Admittedly the possibility of Asashoryu, the winner of the January Hatsu Basho being pulled in for questioning by police over allegations of “less than gentlemanly conduct” with? Joe Public/a club barman/a member of his own staff (depends on the version) could derail coverage of the tourney proper, but for now, it’s on with the show — and the Osaka Prefectural Gymnasium is the facility putting on that show.
The Haru Basho is the second basho of the year and traditionally marks the coming of spring. As many fans will tell you, the Haru Basho can often produce surprises. Only men in the yokozuna rank have won the past six basho in Japan’s second city. However, earlier in the decade two ozeki — the now-retired Chiyotaikai and the still-active Kaio — did win earlier, as did Takatori in March 2000. This is where Osaka earned its reputation as a place for surprises, sine Takatori was maegashira 14 at the time.
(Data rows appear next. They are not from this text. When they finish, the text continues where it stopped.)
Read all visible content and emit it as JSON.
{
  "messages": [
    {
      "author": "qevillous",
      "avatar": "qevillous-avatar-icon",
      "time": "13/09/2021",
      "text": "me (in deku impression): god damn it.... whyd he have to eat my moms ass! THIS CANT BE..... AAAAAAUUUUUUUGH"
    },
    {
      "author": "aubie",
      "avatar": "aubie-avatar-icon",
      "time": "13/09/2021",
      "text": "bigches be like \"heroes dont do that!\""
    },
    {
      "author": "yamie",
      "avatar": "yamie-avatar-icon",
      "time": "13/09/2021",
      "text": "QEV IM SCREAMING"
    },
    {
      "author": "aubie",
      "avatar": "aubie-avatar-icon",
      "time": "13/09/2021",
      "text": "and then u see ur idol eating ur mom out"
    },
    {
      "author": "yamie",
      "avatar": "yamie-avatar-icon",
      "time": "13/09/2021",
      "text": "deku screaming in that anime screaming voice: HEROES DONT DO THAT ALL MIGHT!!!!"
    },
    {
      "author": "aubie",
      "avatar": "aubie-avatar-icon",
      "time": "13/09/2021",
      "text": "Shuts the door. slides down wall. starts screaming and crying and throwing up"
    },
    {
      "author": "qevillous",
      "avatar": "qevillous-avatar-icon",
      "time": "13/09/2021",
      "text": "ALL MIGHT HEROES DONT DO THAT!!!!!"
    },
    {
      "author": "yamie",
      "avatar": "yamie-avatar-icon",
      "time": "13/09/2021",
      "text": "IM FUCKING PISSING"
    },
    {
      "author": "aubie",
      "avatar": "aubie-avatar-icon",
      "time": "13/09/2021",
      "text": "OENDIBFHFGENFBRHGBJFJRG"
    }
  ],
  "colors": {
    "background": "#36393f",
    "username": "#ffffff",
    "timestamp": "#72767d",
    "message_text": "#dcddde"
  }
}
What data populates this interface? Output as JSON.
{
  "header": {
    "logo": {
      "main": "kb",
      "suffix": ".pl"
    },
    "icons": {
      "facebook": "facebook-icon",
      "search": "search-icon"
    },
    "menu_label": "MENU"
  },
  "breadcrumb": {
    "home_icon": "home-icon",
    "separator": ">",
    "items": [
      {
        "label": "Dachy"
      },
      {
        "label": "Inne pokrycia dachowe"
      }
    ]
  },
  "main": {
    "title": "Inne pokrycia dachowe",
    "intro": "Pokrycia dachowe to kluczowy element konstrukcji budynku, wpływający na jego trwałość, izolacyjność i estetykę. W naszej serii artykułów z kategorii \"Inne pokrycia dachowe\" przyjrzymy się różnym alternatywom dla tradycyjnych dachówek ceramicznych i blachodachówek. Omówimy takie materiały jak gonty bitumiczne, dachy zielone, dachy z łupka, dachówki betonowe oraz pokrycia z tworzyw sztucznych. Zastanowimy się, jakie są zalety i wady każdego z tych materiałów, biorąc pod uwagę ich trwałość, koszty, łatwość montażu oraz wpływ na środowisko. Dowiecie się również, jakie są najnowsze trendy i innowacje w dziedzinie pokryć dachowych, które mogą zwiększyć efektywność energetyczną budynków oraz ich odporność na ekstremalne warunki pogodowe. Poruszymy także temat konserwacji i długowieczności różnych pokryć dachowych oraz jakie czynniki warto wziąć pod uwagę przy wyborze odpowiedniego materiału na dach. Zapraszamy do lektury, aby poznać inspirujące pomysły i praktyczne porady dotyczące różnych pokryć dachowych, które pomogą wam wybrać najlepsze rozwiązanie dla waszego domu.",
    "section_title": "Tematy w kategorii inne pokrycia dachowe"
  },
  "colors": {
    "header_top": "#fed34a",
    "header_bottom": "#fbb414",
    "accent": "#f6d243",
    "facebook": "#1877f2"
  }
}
Even then, a closer look shows the former Futagoyama Beya man to have benefited significantly from the presence in his stable of three of the top rikishi in the sport at the time: Takanohana, Wakanohana and Tankanonami. These were therefore men he would never go against unless for a rare play-off on the final day, and thanks to his rank, he never even faced the serving ozeki during the basho.
Barring that bolt from the Futagoyama blue then, and with one eye on the current banzuke, the only potential victors would appear to be Hakuho, Harumafuji, Kotooshu and — if on form — Baruto.
Many, this sumo writer included, do see Osaka 2010, as Hakuho’s to lose with the departure of his Mongolian counterpart at yokozuna. Another Mongolian, Harumafuji, does have a fair shot, of course, and has been known to give the yokozuna real trouble on occasion. Baruto as well could prove to be an obstacle, but the giant from Estonia might well be more focused on his own quest for ozeki promotion. He currently sits on a 21-9 record at sekiwake, following the last two tournaments, and a good 11-4 or better victory this time out will set talk of ozeki promotion on its course.
Meanwhile, the Sadogatake man, Kotooshu from Bulgaria, has put together a run of 11 basho without a makekoshi losing record, and has never had a losing record as an ozeki when he has finished the tournament.? His last — and only yusho to date — was almost two years ago but in recent months he has put on a few kilos and is looking more effective on the dohyo, especially when able to reach behind his foe and maneuver them into a throwing position. That said, he does tire in the second week so if he can pace himself might be one to give the yokozuna a run for his money.
A single rank lower at komusubi, Kisenosato might even find Osaka this year “doable” and it would be a fool who wrote off Kakuryu down at the head of the maegashira ranks — particularly after his 10-5 prize winning tourney in Osaka last year.
Finally, just to round out a look at the potential challengers away from the top ranks, down at maegashira 14 on the East side of the banzuke, in the same spot occupied by Takatoriki exactly 10 years ago, we find the Georgian rikishi Kokkai. Here’s a man for whom double digit records — winning and losing — have proven the norm in the Haru Basho in recent years, thus making him a dark horse if ever there were one!